A 54-year-old man in Spain has had a 3D printed replica of his sternum and rib cage made from titanium, fitted inside his chest, reports Quartz. The pioneering surgery was announced by Australia’s Industry and Science Minister Ian Macfarlane on Friday.
A prosthetic for the chest wall has never been used before, and the 3D printed implant is the first of its kind to be surgically deployed in a human body.
The patient was suffering from chest wall sarcoma, cancerous tumors that form in the chest cavity and grow around the chest wall. To remove the tumors, surgeons needed also to remove a section of the man’s ribs and sternum.

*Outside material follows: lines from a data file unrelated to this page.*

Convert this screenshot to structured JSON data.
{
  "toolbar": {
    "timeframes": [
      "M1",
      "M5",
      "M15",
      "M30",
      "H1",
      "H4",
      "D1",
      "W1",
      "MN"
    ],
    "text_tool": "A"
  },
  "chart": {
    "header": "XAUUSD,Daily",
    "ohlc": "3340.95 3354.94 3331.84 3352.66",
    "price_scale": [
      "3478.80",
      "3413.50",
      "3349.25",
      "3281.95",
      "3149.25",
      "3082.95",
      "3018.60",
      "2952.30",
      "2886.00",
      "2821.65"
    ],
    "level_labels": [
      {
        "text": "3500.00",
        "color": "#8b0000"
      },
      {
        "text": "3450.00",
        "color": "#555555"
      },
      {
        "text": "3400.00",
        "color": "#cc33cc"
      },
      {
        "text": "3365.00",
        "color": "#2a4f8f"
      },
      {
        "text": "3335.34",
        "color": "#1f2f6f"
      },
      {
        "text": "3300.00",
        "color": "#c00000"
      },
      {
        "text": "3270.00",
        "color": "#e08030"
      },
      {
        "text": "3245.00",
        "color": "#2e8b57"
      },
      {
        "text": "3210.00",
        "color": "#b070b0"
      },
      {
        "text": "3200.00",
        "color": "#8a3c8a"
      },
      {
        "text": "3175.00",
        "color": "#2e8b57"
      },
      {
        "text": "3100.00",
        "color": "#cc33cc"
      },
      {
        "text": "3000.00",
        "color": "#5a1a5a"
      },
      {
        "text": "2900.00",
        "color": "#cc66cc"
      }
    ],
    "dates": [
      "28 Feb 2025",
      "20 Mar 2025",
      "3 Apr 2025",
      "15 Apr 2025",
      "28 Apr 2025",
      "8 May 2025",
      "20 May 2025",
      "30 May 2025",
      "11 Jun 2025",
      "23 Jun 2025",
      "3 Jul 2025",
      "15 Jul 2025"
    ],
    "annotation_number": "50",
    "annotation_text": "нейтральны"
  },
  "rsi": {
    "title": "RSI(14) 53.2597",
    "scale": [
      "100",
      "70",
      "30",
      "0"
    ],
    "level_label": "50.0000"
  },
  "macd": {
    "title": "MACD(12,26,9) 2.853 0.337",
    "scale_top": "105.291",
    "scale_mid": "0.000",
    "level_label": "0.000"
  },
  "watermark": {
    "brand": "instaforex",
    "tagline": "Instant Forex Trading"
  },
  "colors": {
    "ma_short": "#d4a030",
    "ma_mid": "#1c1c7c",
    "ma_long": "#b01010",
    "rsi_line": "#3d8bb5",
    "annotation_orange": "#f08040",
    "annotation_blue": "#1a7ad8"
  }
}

The life-saving procedure was performed at Salamanca University Hospital in Spain, but the 3D printing of the implant was contracted out to Anatomics, a Melbourne-based company in Australia which manufactures surgical products.
High-Resolution CAT scans were used to create a 3D reconstruction of the patient’s chest wall and tumor so that surgeons could precisely plan their surgery.
The 3D digital CAD files mapping the unique and intricate anatomical structures of the patient’s chest wall were sent to the Australian government’s specialized 3D-printing laboratory at the Commonwealth Scientific and Industrial Research Organization (CSIRO).
A customized implant was then built, layer by layer, with an electron beam metal printer. The metal printing technique works by using an electron beam to melt metal powder into layers.
Adam Knight of CSIRO wrote on the organization’s blog, “this part of the chest is notoriously tricky to recreate with prosthetics, due to the complex geometry and design required for each patient.”
“This isn’t the first time surgeons have turned the human body into a titanium masterpiece. Thoracic surgeons typically use flat and plate implants for the chest. However, these can come loose over time and increase the risk of complications. The patient’s surgical team at the Salamanca University Hospital thought a fully customized 3D printed implant could replicate the intricate structures of the sternum and ribs, providing a safer option for the patient.
The biomedical applications of 3D printing are becoming increasingly common. 3D printing has been used to print a heel bone, a mouth guard for sleep apnea, and in the U.S., doctors are increasingly using 3D printing to produce models for planning surgeries, reducing the need for invasive biopsies. Scientists are also working on 3D-printed tissue implants, but such techniques haven’t been approved for human use yet.
It is now 12 days since the groundbreaking surgery. The patient has been discharged and is reported to be recovering well.
[Image credit: CSIRO]